It clearly means that all the mining rights will be awarded to the American and European companies. It will, therefore, not be an exaggeration to say that the ‘mineral war’ will end in the economic balkanisation of Afghanistan.
The Taliban will play a crucial role in this new war as a large part of the minerals are beneath the area dominated by them. The Taliban has been carrying on its ‘jihad’ with the money earned through opium trade which is worth $4billion annually. The haram money was a constant embarrassment for the fighters of jihad. Now, they can dictate terms to the bidding countries, to the Afghan government and the US and earn ‘legitimate’ money by allowing them to start mining operations in their area, thus giving legitimacy to their ‘jihad’. At the same time the wealth may further strengthen their physical base and, therefore, their political clout.
Recently the US envoy for Af-Pak Richard Holbrooke famously said, “Reformed Taliban are acceptable”. The US has already realised that the war against the Taliban cannot be won. Of late, the US-led war on terror in Afghanistan is going through a slump. The NATO forces are being killed by Taliban quite regularly. In the changing circumstances, the US has made it clear that it can shake hands with the Taliban if they respect certain ‘red lines’. He said that they could be involved in the government if they lay down the arms and agree to work within the political system. Obviously, respecting the ‘red lines’ means ‘not harming the political and economic interests of the US and its allies in the region and not killing their troops’. In return, they can get their fair share in the development.
But the acquiescence of the Taliban alone will not guarantee a smooth sailing for all concerned because Afghan society comprises of powerful Tribal leaders who weild considerable clout in their respective regions or provinces. Their rivalry can lead to serious strife and could even spark a civil war. And worse, the rampant corruption and nepotism in the rank and file of the government will facilitate the pilferage and plunder of the country’s mineral wealth by the Western countries. Josh Marshall has rightly summed it up:
“The unfortunate but very common pattern is that extractable natural resources produce autocratic, often kleptocratic, regimes, ruling by violence, which reliably get the stuff out of the ground and into the hands of more developed and wealthier foreign countries. You can come up with morality tales about exploitative first world countries but a lot of it is structural – tied to the scale of the wealth involved, the relatively limited involvement of the local population required to get the stuff out of the ground and transformative political effect of the wealth on offer”.

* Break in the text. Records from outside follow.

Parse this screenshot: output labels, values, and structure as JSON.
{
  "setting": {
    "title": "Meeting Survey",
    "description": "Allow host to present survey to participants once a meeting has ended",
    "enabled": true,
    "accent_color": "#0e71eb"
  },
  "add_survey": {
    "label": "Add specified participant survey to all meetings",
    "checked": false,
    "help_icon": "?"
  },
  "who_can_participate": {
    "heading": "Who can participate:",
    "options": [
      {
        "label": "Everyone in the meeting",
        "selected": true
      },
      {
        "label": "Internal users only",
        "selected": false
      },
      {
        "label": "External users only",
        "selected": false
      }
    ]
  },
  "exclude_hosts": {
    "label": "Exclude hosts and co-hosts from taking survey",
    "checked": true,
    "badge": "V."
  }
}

Sohail Arshad is a freelance journalist and can be contacted at email@example.com
Sohail Arshad is a regular columnist for New AgeIslam.com.